As we meet amid yet another manufactured fiscal crisis, one hardly needs to exert much effort to argue that the polarization of our political leadership is the central challenge to good governance in the contemporary United States. So discussions about how to reduce polarization and mitigate its effects are both timely and worthwhile. Of course, we are not nearly the first researchers to take up these questions. The polarization of America's officeholders has been at or near the top of the academic research agenda in American politics for more than 15 years. The issue has also drawn close attention from policy practitioners, journalists, and the philanthropic community. Polarization in Washington has now surpassed the desire to spend more time with one's children as the leading rationale for the retirement of legislators. Yet despite the mountain of research and discussion, we are still far short of an evidence-based agenda for reform (see Chapter 2 in this volume for a recent review of the evidence about the causes of polarization). In this chapter, I suggest one reason why we do not know much more about how to reduce polarization than we did 15 years ago. It is because we still have a poor understanding of the role played by political party organizations in producing more or less polarization. A central confusion in both the academic literature and public discussions of legislative polarization in the United States is the conflation of polarization and partisanship. This confusion arises naturally because the two phenomena are hard to distinguish empirically. For example, using roll-call votes and derived indices, political scientists have noted the increasingly divergent positions of the parties (see McCarty  for a discussion of the measurement of legislative ideal points and polarization). But it is very difficult to discern whether those increased differences reflect true ideological changes or simply increased intraparty cooperation and interparty conflict.

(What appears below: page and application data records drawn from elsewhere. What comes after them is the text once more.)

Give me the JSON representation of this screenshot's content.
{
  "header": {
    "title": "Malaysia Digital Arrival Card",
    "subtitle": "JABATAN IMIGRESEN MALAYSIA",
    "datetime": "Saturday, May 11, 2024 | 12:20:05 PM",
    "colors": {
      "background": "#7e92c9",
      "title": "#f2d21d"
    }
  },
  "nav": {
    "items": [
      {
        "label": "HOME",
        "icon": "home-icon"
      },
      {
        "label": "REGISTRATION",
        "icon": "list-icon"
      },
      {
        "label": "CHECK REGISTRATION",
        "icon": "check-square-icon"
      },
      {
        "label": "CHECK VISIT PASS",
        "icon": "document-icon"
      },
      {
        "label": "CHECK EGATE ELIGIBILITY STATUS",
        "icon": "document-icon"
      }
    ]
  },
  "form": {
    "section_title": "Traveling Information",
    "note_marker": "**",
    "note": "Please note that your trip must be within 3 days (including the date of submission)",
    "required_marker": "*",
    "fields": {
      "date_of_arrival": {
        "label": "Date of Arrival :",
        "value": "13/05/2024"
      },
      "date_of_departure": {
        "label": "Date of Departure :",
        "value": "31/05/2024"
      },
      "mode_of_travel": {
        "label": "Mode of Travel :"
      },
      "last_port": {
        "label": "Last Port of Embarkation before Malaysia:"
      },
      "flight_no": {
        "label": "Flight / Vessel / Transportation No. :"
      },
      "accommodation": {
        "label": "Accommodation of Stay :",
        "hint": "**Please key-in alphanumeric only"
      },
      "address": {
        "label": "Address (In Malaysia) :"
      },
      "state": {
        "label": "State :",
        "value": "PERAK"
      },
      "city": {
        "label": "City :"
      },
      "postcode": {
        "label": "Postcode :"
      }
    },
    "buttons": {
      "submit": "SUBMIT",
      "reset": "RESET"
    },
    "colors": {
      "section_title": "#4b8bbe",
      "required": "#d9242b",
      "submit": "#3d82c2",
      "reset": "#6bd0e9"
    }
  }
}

|Title of host publication
|Solutions to Political Polarization in America
|Cambridge University Press
|Number of pages
|Published - Jan 1 2015
All Science Journal Classification (ASJC) codes
- General Social Sciences